A Christian Captain for Iranian Soccer

Andranik Teymourian
Andranik Teymourian

Yesterday I posted about religious contradiction in Saudi Arabia. Today posts a Guardian article about Iran, in the other direction:

The 32-year-old midfielder, known as Ando – or Samurai, due to his hairstyle – is not shy of showing his Christianity, often crossing himself on the field. In April, Teymourian, who has played for Bolton Wanderers and Fulham, became the first Christian to lead Iran’s football team as its permanent captain. “I’m happy that as a Christian I play in a Muslim team,” he said in a recent interview. “I have Armenian roots but I hold the Iranian passport and I’m proud of that, I hold my flag high. I hope I can enhance the good reputation of Armenian people in Iran.” Ethnic Armenians make up the majority of Iran’s estimated 300,000 Christians.

This is their situation:

Although Islam is Iran’s official religion, it recognises Christians, Jews and Zoroastrians as accepted religious minorities. They are permitted their house of worship and usual religious services, and have reserved seats in the Iranian parliament. In a country where alcohol and pigmeat are forbidden, Christians are allowed to distil booze and eat pork. There are at least 600 churches in Iran, including the sixth-century St Mary Church of Tabriz, mentioned by Marco Polo in his travel book. The adjacent province of West Azerbaijan boasts the ancient St Thaddeus Monastery, a Unesco world heritage site. When Hassan Rouhani came to power in 2013, he appointed Ali Younesi, a former intelligence minister, to serve as his special assistant in minorities’ affairs. It was the first time such a position had been created. Significant improvements have since been made but many big challenges remain.

Among them:

Iran also remains highly sensitive towards the issue of conversion. Muslims who convert to other religions risk being arrested. More than 90 are behind bars, including pastor Saeed Abedini, who holds an Iranian American citizenship. Muslims whose denominations are not accepted by Iran, such as Gonabadi dervishes, face persecution, with many of their members in jail.

Perhaps Iran is trying to polish up its image, especially vis-a-vis Saudi Arabia. In their regional battle for supremacy, everything counts. But being the captain of the national soccer team is a big deal. I’m guessing they don’t play political games with that. Iran Soccer Kiss Quran But here is an interesting question for Christians in the West:

As Iran’s national football team prepared to head to the World Cup last year, Andranik Teymourian stood next to his teammates while they lined up to kiss the holy Islamic book, the Qur’an, as part of the farewell ceremony. Although he is not a Muslim, the Iranian Armenian didn’t want to rock the boat and so performed the ritual for travellers, which is a quintessential part of Iranian culture. The cleric holding up the Qur’an could hardly disguise his amusement at the scene.

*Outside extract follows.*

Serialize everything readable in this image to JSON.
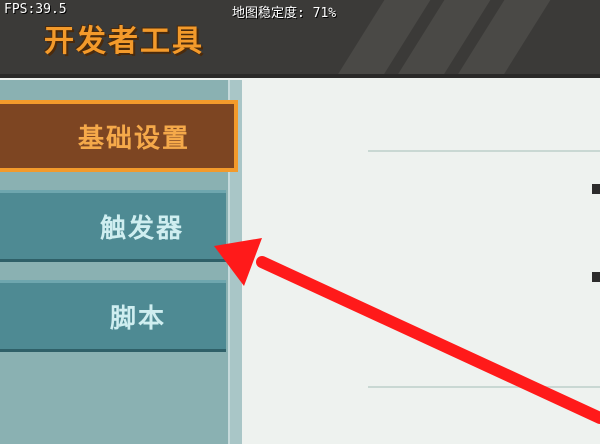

The description here doesn’t seem quite right. If it is ‘a quintessential part of Iranian culture’ surely he has done it already, before becoming captain. And if so, why would the cleric be in amusement? Or, did they previously allow him to decline, but as captain he thought best to do so and represent his team? More information is necessary, but let us assume the article is correct in both this description and in the sincerity of Teymourian’s Christian faith. There is always a mix between religion and culture, but Western Christians don’t often have to think too deeply about this, as the mix is in their favor. Perhaps this is changing, some would say. But for Christians within a different mix, where should the lines be drawn? Teymourian has been honored for his play and leadership. Did he do well, or compromise? What would you have done?